* [Exercise instructions]
Write each line below back out exactly, omitting its pictures.

(Entries supplied)

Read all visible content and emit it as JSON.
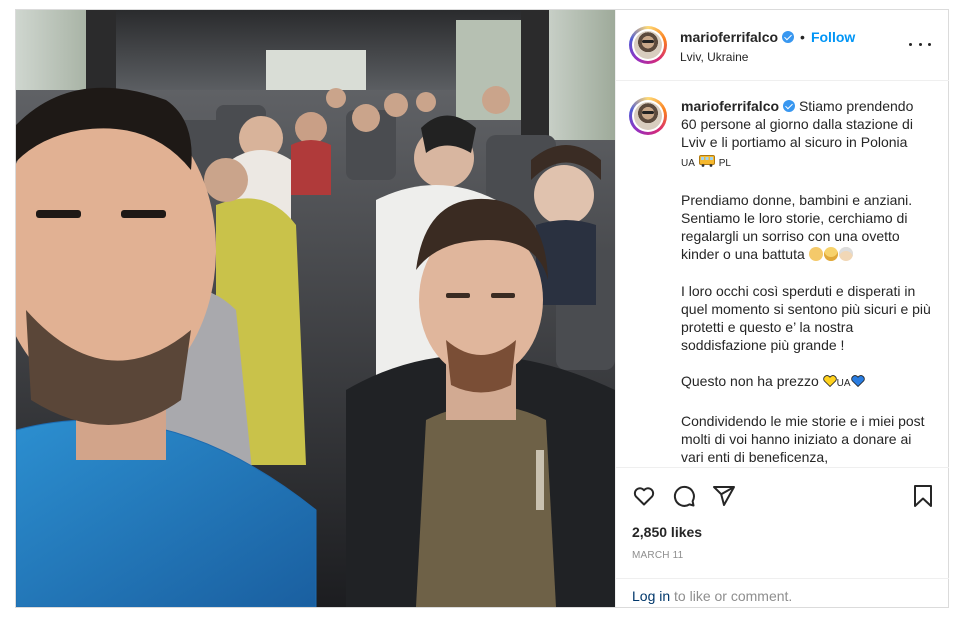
{
  "post": {
    "username": "marioferrifalco",
    "follow_label": "Follow",
    "dot": "•",
    "location": "Lviv, Ukraine",
    "caption": {
      "p1": "Stiamo prendendo 60 persone al giorno dalla stazione di Lviv e li portiamo al sicuro in Polonia",
      "flag_from": "UA",
      "flag_to": "PL",
      "p2": "Prendiamo donne, bambini e anziani. Sentiamo le loro storie, cerchiamo di regalargli un sorriso con una ovetto kinder o una battuta",
      "p3": "I loro occhi così sperduti e disperati in quel momento si sentono più sicuri e più protetti e questo e’ la nostra soddisfazione più grande !",
      "p4": "Questo non ha prezzo",
      "p4_flag": "UA",
      "p5": "Condividendo le mie storie e i miei post molti di voi hanno iniziato a donare ai vari enti di beneficenza,"
    },
    "likes": "2,850 likes",
    "date": "MARCH 11",
    "login_link": "Log in",
    "login_suffix": " to like or comment."
  },
  "icons": {
    "more": "more-options-icon",
    "like": "heart-icon",
    "comment": "comment-icon",
    "share": "share-icon",
    "save": "bookmark-icon",
    "verified": "verified-badge-icon"
  },
  "colors": {
    "link_blue": "#0095f6",
    "verified_blue": "#3897f0",
    "muted": "#8e8e8e",
    "border": "#dbdbdb"
  }
}
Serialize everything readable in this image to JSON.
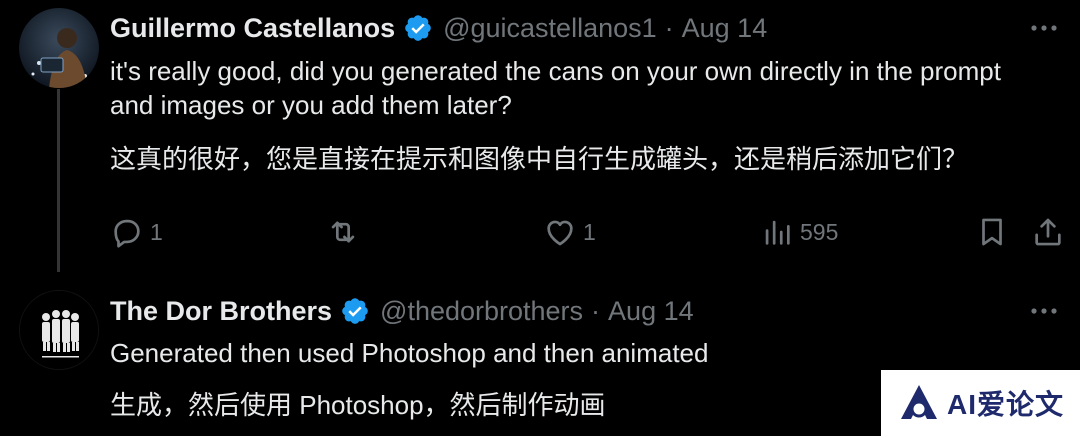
{
  "tweet1": {
    "author_name": "Guillermo Castellanos",
    "handle": "@guicastellanos1",
    "separator": "·",
    "date": "Aug 14",
    "text_en": "it's really good, did you generated the cans on your own directly in the prompt and images or you add them later?",
    "text_zh": "这真的很好，您是直接在提示和图像中自行生成罐头，还是稍后添加它们？",
    "actions": {
      "reply_count": "1",
      "repost_count": "",
      "like_count": "1",
      "views_count": "595"
    }
  },
  "tweet2": {
    "author_name": "The Dor Brothers",
    "handle": "@thedorbrothers",
    "separator": "·",
    "date": "Aug 14",
    "text_en": "Generated then used Photoshop and then animated",
    "text_zh": "生成，然后使用 Photoshop，然后制作动画"
  },
  "watermark": {
    "text": "AI爱论文"
  },
  "colors": {
    "background": "#000000",
    "text_primary": "#e7e9ea",
    "text_secondary": "#71767b",
    "verified_blue": "#1d9bf0",
    "thread_line": "#333639"
  }
}
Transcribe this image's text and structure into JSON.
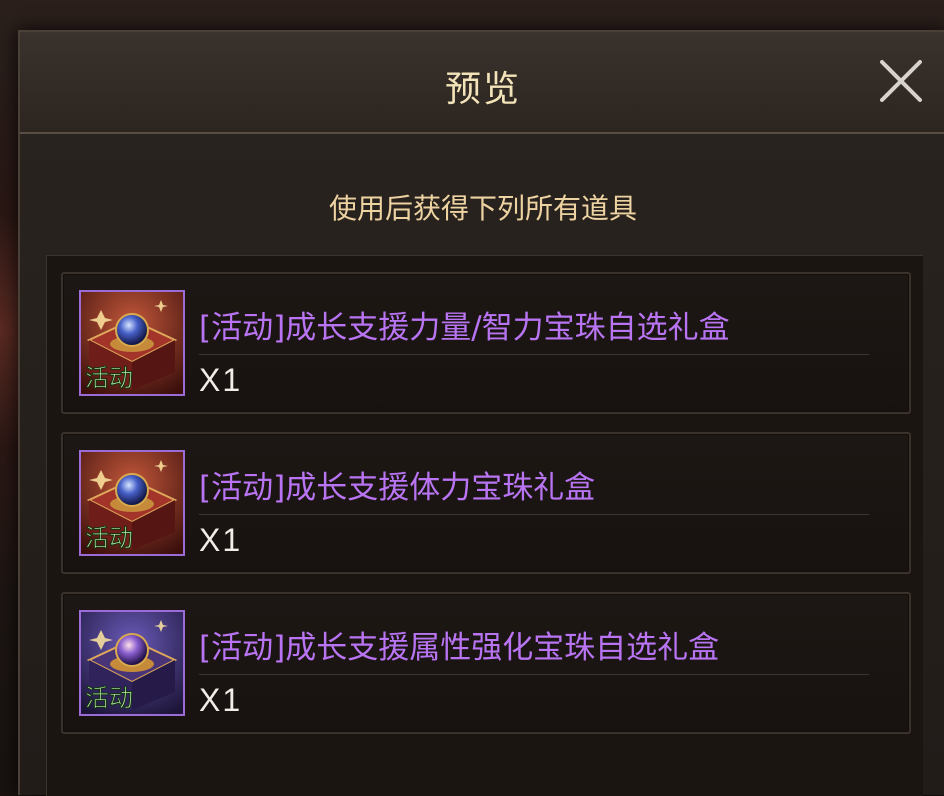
{
  "dialog": {
    "title": "预览",
    "close_icon": "close-icon",
    "subtitle": "使用后获得下列所有道具"
  },
  "items": [
    {
      "name": "[活动]成长支援力量/智力宝珠自选礼盒",
      "quantity": "X1",
      "icon_tag": "活动",
      "icon": "red-gift-box-orb-icon",
      "box_color": "#8b2a24"
    },
    {
      "name": "[活动]成长支援体力宝珠礼盒",
      "quantity": "X1",
      "icon_tag": "活动",
      "icon": "red-gift-box-orb-icon",
      "box_color": "#8b2a24"
    },
    {
      "name": "[活动]成长支援属性强化宝珠自选礼盒",
      "quantity": "X1",
      "icon_tag": "活动",
      "icon": "purple-gift-box-orb-icon",
      "box_color": "#4a3478"
    }
  ],
  "colors": {
    "item_name": "#b874f2",
    "title": "#f3e3b8",
    "subtitle": "#eed3a2",
    "icon_border": "#9b6bd6",
    "tag_text": "#bff0a8"
  }
}
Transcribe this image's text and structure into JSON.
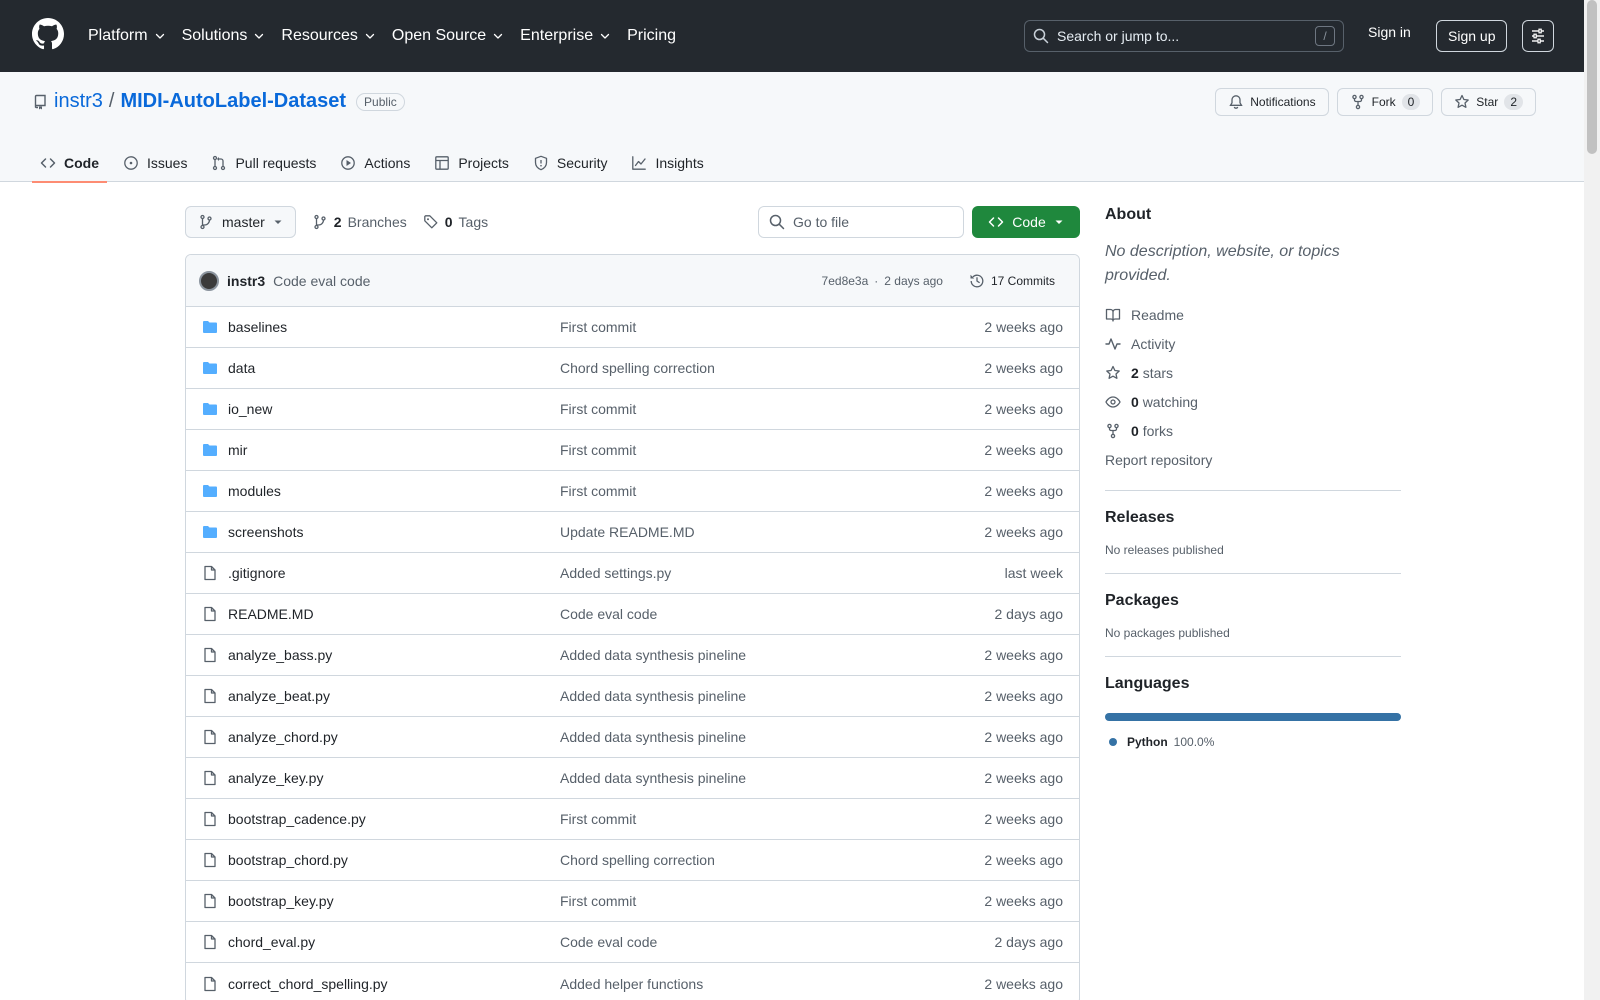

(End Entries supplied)

* [Reply]
Read all visible content and emit it as JSON.
{
  "post": {
    "username": "marioferrifalco",
    "follow_label": "Follow",
    "dot": "•",
    "location": "Lviv, Ukraine",
    "caption": {
      "p1": "Stiamo prendendo 60 persone al giorno dalla stazione di Lviv e li portiamo al sicuro in Polonia",
      "flag_from": "UA",
      "flag_to": "PL",
      "p2": "Prendiamo donne, bambini e anziani. Sentiamo le loro storie, cerchiamo di regalargli un sorriso con una ovetto kinder o una battuta",
      "p3": "I loro occhi così sperduti e disperati in quel momento si sentono più sicuri e più protetti e questo e’ la nostra soddisfazione più grande !",
      "p4": "Questo non ha prezzo",
      "p4_flag": "UA",
      "p5": "Condividendo le mie storie e i miei post molti di voi hanno iniziato a donare ai vari enti di beneficenza,"
    },
    "likes": "2,850 likes",
    "date": "MARCH 11",
    "login_link": "Log in",
    "login_suffix": " to like or comment."
  },
  "icons": {
    "more": "more-options-icon",
    "like": "heart-icon",
    "comment": "comment-icon",
    "share": "share-icon",
    "save": "bookmark-icon",
    "verified": "verified-badge-icon"
  },
  "colors": {
    "link_blue": "#0095f6",
    "verified_blue": "#3897f0",
    "muted": "#8e8e8e",
    "border": "#dbdbdb"
  }
}
Serialize everything readable in this image to JSON.
{
  "tweet1": {
    "author_name": "Guillermo Castellanos",
    "handle": "@guicastellanos1",
    "separator": "·",
    "date": "Aug 14",
    "text_en": "it's really good, did you generated the cans on your own directly in the prompt and images or you add them later?",
    "text_zh": "这真的很好，您是直接在提示和图像中自行生成罐头，还是稍后添加它们？",
    "actions": {
      "reply_count": "1",
      "repost_count": "",
      "like_count": "1",
      "views_count": "595"
    }
  },
  "tweet2": {
    "author_name": "The Dor Brothers",
    "handle": "@thedorbrothers",
    "separator": "·",
    "date": "Aug 14",
    "text_en": "Generated then used Photoshop and then animated",
    "text_zh": "生成，然后使用 Photoshop，然后制作动画"
  },
  "watermark": {
    "text": "AI爱论文"
  },
  "colors": {
    "background": "#000000",
    "text_primary": "#e7e9ea",
    "text_secondary": "#71767b",
    "verified_blue": "#1d9bf0",
    "thread_line": "#333639"
  }
}
Transcribe this image's text and structure into JSON.
{
  "dialog": {
    "title": "预览",
    "close_icon": "close-icon",
    "subtitle": "使用后获得下列所有道具"
  },
  "items": [
    {
      "name": "[活动]成长支援力量/智力宝珠自选礼盒",
      "quantity": "X1",
      "icon_tag": "活动",
      "icon": "red-gift-box-orb-icon",
      "box_color": "#8b2a24"
    },
    {
      "name": "[活动]成长支援体力宝珠礼盒",
      "quantity": "X1",
      "icon_tag": "活动",
      "icon": "red-gift-box-orb-icon",
      "box_color": "#8b2a24"
    },
    {
      "name": "[活动]成长支援属性强化宝珠自选礼盒",
      "quantity": "X1",
      "icon_tag": "活动",
      "icon": "purple-gift-box-orb-icon",
      "box_color": "#4a3478"
    }
  ],
  "colors": {
    "item_name": "#b874f2",
    "title": "#f3e3b8",
    "subtitle": "#eed3a2",
    "icon_border": "#9b6bd6",
    "tag_text": "#bff0a8"
  }
}
Transcribe this image's text and structure into JSON.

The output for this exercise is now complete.